Lithuanian Seimas speaker: Ukrainians cannot pray in the Church headed by a military Patriarch
This was reported by LRT.
During the visit of Patriarch Bartholomew I of Constantinople to Lithuania, the parliament speaker expressed her gratitude for his support of five Lithuanian Orthodox clergymen who were reinstated to the rank of priests after they disagreed with the Moscow Patriarch's position.
"I would like to take this opportunity to thank His Holiness The Ecumenical Patriarch for granting the appeal of the five priests excommunicated by the Moscow Patriarchate and restoring their status, accepting them into the Mother Church and giving them the opportunity to celebrate the Eucharist again. Moreover, I consider this step to be the restoration of historical justice," said Seimas Speaker Victoria Čmiliťe-Nielsen during a conference on intercultural and religious dialogue held in the Seimas on Wednesday.
"According to Victoria Čmilite-Nielsen, this decision gives hope not only to the mentioned priests but also to the faithful. After all, the Orthodox community in Lithuania has now grown with the arrival of more than 70,000 people. These are Ukrainians who fled the war," she said.
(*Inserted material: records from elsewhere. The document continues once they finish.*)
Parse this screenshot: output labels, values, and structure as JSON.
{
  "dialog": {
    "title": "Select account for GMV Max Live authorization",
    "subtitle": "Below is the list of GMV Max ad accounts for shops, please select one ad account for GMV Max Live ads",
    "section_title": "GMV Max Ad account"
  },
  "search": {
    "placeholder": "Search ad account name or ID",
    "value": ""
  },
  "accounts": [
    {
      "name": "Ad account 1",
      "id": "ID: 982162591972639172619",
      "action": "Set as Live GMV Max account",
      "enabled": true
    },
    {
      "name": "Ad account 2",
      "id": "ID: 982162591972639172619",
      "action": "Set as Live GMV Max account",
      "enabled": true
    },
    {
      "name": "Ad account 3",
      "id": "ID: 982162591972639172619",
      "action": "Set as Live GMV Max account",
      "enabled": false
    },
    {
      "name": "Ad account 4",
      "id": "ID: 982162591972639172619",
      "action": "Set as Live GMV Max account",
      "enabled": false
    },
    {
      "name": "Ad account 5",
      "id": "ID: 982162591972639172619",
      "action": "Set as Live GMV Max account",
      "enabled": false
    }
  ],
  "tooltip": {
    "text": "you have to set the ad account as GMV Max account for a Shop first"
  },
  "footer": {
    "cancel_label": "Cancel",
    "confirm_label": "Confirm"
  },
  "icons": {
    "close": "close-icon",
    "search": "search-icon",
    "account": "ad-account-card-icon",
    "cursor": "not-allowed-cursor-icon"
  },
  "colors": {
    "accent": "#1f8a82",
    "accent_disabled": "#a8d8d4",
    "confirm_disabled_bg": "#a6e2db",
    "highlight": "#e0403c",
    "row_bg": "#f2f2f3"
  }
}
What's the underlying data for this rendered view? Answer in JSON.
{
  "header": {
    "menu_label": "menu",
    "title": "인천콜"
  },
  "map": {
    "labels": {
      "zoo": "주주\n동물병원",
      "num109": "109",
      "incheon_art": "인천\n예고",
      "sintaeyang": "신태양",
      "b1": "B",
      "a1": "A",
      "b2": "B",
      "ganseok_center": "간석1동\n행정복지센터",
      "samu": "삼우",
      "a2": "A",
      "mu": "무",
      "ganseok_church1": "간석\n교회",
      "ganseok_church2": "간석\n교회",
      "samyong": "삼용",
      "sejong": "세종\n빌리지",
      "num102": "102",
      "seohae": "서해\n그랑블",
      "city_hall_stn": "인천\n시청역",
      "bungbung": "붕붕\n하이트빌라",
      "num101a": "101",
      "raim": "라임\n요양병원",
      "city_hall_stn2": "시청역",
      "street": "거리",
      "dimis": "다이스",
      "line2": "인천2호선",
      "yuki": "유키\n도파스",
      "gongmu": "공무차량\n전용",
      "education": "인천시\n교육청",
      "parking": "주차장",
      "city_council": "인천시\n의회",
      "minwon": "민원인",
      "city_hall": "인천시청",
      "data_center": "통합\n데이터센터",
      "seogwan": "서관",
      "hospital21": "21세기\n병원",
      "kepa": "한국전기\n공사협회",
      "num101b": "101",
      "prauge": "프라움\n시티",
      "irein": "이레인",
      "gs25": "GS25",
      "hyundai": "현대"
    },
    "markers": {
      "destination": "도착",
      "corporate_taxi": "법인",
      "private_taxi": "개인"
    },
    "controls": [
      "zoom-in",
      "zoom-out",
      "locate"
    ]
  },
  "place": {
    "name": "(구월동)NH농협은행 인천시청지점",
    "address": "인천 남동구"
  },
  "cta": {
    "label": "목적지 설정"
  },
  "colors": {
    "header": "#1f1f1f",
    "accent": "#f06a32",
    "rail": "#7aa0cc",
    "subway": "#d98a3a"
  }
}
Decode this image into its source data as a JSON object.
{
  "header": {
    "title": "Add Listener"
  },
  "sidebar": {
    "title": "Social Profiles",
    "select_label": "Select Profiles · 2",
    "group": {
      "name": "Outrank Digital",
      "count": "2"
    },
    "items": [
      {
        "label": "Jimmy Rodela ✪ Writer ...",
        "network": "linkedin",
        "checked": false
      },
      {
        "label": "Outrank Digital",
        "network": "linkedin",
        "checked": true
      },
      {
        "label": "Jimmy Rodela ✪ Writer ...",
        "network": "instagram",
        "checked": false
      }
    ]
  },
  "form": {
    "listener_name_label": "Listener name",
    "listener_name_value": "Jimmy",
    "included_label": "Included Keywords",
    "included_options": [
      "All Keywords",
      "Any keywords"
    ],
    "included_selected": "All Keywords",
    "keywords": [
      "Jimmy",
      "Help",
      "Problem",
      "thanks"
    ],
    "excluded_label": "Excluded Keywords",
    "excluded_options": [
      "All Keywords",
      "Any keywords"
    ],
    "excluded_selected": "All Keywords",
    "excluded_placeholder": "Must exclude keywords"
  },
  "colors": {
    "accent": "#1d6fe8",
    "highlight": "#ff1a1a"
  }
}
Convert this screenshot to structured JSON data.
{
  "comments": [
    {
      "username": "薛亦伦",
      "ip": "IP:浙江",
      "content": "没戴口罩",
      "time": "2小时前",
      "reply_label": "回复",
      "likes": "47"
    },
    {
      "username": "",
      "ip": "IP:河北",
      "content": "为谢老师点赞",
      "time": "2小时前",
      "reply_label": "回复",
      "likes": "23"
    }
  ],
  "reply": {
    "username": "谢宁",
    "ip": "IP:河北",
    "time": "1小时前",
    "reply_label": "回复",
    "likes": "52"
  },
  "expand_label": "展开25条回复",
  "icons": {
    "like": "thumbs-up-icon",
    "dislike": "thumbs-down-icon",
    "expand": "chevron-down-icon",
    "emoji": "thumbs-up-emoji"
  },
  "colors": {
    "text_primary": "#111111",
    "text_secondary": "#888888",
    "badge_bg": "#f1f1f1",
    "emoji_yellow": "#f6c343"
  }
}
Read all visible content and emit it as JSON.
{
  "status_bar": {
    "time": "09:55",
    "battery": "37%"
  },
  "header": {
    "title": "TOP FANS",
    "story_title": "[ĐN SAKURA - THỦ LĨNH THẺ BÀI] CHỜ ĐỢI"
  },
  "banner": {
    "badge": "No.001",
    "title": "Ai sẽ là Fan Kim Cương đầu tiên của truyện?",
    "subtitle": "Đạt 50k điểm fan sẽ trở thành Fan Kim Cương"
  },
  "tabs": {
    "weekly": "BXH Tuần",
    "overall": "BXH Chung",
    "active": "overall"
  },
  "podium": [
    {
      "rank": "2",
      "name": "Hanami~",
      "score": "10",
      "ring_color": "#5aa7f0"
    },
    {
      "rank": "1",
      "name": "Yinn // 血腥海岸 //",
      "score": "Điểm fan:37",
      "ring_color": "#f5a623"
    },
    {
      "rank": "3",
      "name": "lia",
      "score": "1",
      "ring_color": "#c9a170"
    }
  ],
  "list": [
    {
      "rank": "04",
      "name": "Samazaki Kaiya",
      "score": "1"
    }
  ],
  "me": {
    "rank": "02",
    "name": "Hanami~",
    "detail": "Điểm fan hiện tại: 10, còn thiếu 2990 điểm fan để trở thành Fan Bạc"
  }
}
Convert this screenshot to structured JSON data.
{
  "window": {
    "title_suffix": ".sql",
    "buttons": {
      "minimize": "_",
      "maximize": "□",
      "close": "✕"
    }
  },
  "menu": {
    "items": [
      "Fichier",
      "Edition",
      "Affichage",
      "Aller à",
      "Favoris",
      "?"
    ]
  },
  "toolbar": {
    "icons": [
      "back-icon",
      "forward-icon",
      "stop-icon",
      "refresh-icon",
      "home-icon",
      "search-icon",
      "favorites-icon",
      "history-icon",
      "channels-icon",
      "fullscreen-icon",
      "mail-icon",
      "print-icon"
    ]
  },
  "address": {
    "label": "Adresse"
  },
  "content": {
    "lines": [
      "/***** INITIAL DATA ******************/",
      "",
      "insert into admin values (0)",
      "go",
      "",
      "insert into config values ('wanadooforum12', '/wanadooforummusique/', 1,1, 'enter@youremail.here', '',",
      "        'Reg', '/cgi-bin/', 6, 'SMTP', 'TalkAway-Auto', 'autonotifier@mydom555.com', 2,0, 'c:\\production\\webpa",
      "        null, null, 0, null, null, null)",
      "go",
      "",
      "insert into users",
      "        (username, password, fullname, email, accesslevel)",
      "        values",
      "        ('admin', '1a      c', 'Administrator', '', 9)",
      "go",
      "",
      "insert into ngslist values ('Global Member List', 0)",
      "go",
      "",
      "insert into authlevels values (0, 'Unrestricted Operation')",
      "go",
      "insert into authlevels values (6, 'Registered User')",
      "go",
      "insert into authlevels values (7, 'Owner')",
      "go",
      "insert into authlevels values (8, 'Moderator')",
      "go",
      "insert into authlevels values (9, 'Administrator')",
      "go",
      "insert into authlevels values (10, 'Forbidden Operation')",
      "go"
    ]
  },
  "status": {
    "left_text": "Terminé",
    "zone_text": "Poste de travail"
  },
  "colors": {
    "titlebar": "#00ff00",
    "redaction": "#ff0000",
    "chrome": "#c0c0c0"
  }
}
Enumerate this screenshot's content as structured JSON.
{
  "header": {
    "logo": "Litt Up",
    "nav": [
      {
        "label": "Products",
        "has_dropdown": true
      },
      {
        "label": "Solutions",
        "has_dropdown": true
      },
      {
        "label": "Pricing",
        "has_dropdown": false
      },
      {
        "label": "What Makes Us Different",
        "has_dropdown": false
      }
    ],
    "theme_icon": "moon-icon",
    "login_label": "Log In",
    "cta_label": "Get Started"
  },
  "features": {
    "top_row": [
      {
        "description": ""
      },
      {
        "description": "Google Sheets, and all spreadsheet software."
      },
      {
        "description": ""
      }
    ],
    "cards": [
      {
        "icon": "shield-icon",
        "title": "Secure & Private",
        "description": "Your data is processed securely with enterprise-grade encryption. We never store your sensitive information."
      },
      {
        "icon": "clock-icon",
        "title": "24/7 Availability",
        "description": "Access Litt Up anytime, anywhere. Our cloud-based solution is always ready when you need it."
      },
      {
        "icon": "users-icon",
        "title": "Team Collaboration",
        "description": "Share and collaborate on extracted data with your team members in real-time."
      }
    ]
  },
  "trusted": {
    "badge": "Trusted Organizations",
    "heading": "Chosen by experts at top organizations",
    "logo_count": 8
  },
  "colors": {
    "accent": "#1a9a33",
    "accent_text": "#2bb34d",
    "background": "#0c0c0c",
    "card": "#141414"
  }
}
"They cannot pray in the Church headed by Kirill, who supports the war in Ukraine," the speaker of the parliament said.
"The Orthodox community in Lithuania is visited by Belarusians who escaped repression or even Russians who took refuge in Vilnius from the Kremlin's repressions," she added.
"Vilnius is a special place when it comes to interreligious and intercultural dialogue," said Victoria Čmilite-Nielsen. "It is known as a city of religious tolerance. In Vilnius, the word of God was spread with love, not with the sword. Therefore, it is absolutely unacceptable for us, Vilnius citizens and descendants of the Grand Duchy of Lithuania, when the imperialist aspirations of the Kremlin regime are covered up by God. In this light, we also see the situation of Lithuanian Orthodox Christians."
She continued, "We must ensure that Lithuanian Orthodox believers of all nationalities can practice their faith without conflict with their conscience."
During a conference on intercultural and religious Dialogue held in the Seimas, Victoria Čmilite-Nielsen highlighted the historical connection between the Orthodox Christians who lived on the territory of Lithuania and Constantinople. She stated, "From the XIII century to 1686, Orthodox Christians who lived on the territory of Lithuania considered Constantinople their mother church, from where orthodoxy came to Lithuania. It was part of the Kyiv Metropolia under the Ecumenical Patriarch. And only later, when Muscovy expanded and its power grew, it was subordinated to the Moscow Patriarchate."
The war in Ukraine has also highlighted the importance of spiritual unity, in addition to economic and political unity, according to Patriarch Bartholomew of Constantinople. During the conference, he said, "As you all know, after the end of the Cold War, all the walls fell down. Borders have disappeared, and the movement of people and goods has accelerated. This association was purely material, where technological and economic factors dominated. At the same time, there are also universal and global problems that have worsened: the climate crisis, the financial crisis, the health crisis during the pandemic, and the energy crisis. All this became global challenges that required global action."
He expressed regret that efforts to achieve unity in solving these problems were interrupted by Russia's war in Ukraine.
"Instead of striving for global unity and action at the global level, unfortunately, because of Russia's aggression in Ukraine, everything has stalled," he said. "Finally, it became obvious that in addition to political and Economic Unity, Spiritual Unity is also very important, but in this area, instead of achieving progress, we, unfortunately, felt a constant regression."
According to the Patriarch, recent decades have shown that hopes that economic globalization will unite people on a cultural and spiritual basis and lead to world peace have not been fulfilled.
Patriarch Bartholomew I of Constantinople is on a visit to Lithuania after the Patriarchate decided to return five Lithuanian clergymen to the rank of priests. Metropolitan Innokenty of the Vilna-Lithuanian Diocese of the Russian Orthodox Church removed them from the priesthood last summer.
These clergymen criticized the church leadership for not dissociating itself from Patriarch Kirill of Moscow, who supports the war in Ukraine.
The Orthodox Archdiocese of the Russian Orthodox Church in Lithuania says it does not recognize the decision of the patriarch of Constantinople to return the powers of priests.
Five clergymen hope the Patriarchate of Constantinople will soon form a permanent subordinate church structure in Lithuania. Bartholomew also said in Vilnius that he sees prospects for this.
Orthodox Christians in Lithuania are considered one of the nine traditional religious communities.